When DevOps is introduced to an organization, those involved, including specialist departments, development and operations are likely to be in favor of these changes and will often support it. In reality however, there will be insignificant differences to the previous ways of working. The teams might organize a meeting to hand over the code from the development to operations or they could even create a joint go-live checklist, but it rarely goes beyond this.
An additional DevOps team is actually an antipattern to DevOps. Instead of bringing development and operations together, a team is created that adds a third silo. The classic operations business remains separate – and reaches its limits especially in the times of agile, microservices, and ever smaller high frequency deployments. This is where we must challenge our original assumptions.
What is BizDevOps?
First off, DevOps is a culture. The name is an acronym that unites development and operations, as both areas should not work in silo but rather in cooperation. BizDevOps now extends the principle to the business: to work together in a team of representatives from the business side, development, and operations. Finally, the Site Reliability Engineering model ensures that this culture is fully implemented.
It is important to consistently restructure the teams according to products and to avoid the old mistakes in DevOps implementation. In a number of cases, companies have tried implementing DevOps with only this principle in mind, using the existing team structures or by creating an additional DevOps team to try and “plug the gap”. Unfortunately, neither will work.
The product determines the organization
A forward-looking vision is that of a product-centric organization with product-oriented teams. Such an organization no longer divides itself into siloes according to its capabilities and is evaluated accordingly. It forms a cross-functional team for each product. In concrete terms, this means that there is no longer a business side, development, and operations. Instead, there is one cross-functional team per product, which could be a microservice or a combination of microservices. Each of these teams includes product owners, architects, developers, and colleagues from operations.
This team structure makes it easier for all members of a product team to pursue common goals instead of competing goals for each of the siloed capabilities. The most important team goal is the success of the product. It encourages collaboration along the entire value chain. But for a BizDevOps product team to reach its full potential, reliability engineering is required.
The model for the product-centric organization
Companies can realize the vision of a product-centered organization with site reliability engineering or the site reliability engineering model, because it implements DevOps and the “one team” idea. The model consists of two components: the site reliability engineer and the self-regulating system – and it is important to implement both. The danger of only half an implementation is comparable to that of the Agile principle. If you work in sprints, but only deploy once a year, you are not agile.
- The site reliability engineer
The site reliability engineer has two tasks: a maximum of 50% of his working time should be dedicated to the firefighting mode, ensuring stable operations. The remaining 50% of his time should then be devoted to engineering tasks such as the automation of reoccurring manual tasks. The SRE is a highly experienced and talented coder, who is excited by the idea of removing any redundant operations work. They are familiar with operations and the cloud, masters of actionable monitoring systems, understand architectural concepts and know how to fix code.

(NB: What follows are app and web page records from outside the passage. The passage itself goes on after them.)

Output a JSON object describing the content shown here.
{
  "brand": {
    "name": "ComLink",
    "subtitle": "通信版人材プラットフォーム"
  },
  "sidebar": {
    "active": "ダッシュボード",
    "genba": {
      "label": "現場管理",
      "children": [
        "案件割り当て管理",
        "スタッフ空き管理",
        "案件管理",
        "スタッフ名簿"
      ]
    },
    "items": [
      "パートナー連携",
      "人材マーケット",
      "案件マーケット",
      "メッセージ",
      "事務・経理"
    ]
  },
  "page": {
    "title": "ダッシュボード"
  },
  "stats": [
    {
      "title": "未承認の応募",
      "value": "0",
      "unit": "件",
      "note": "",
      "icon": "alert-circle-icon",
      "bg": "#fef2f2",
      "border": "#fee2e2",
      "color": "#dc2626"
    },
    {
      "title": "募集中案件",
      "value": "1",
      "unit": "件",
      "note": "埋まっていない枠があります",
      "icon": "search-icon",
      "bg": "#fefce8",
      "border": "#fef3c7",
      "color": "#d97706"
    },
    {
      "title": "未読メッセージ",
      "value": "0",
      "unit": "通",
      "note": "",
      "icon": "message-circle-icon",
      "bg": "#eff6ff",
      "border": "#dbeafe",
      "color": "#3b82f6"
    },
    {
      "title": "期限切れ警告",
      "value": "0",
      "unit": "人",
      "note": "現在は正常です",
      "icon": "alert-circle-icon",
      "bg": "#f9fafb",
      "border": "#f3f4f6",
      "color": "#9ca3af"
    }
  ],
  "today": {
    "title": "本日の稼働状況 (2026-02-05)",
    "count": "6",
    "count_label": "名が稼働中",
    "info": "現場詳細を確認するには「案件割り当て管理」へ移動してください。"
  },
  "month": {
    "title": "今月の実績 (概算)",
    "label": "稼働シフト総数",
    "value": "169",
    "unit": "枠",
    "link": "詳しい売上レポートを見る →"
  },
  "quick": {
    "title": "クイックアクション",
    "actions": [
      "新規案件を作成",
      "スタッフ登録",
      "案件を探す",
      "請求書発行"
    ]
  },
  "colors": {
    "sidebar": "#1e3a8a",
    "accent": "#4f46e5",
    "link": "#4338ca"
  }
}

SRE’s with these types of skills will help to reduce the workload in the long run. They are also an important advisor for the product owner (PO), architect, and developers in terms of service stability, monitoring, performance, and other non-functional requirements.
- The self-regulatoring system
Product-oriented team can also succumb to the failing reliability of elaborately designed and developed features. A self-regulating system can ensure that this crucial point does not get out of focus. It works with service-level objectives (SLOs), an error budget, and automatic consequences. An SLO is a concrete goal, for example, a 99% availability of the service. Derived from this, the error budget is 1%, with which the team can do what it wants, such as chaos engineering. However, the error budget should at best be used for releases, since changes are usually accompanied by errors. If a goal is not achieved, and the error budget is exceeded, automatic consequences come into effect. This can manifest itself in different ways: a classic consequence is a feature deployment stop until the service is back in the budget. These goals will apply to the whole product team, not just the SREs/operations.
Tailored for success
As simple as the model appears, its implementation is complex. It is not enough to employ a few very experienced and talented SREs and let them take responsibility of operations. It is also important that they strive for the max-50/min-50 principle and implement SLOs, error budget, and consequences. This transformation is as complex as the agile transformation – and worth the effort. Products become more reliable, time to market is shortened, and everyone in the team, including the end users, enjoy rapid development and higher service availability.
But there is no such thing as a blueprint that can be simply re-used by each organization. Success, with the support of experts, comes with a tailor-made concept that fits to the needs of the organization.
Andreas Lutz is a Senior Enterprise architect, he leads the Capgemini i*Gov Innovation Lab – an innovation lab for the public sector. You can reach out to him here.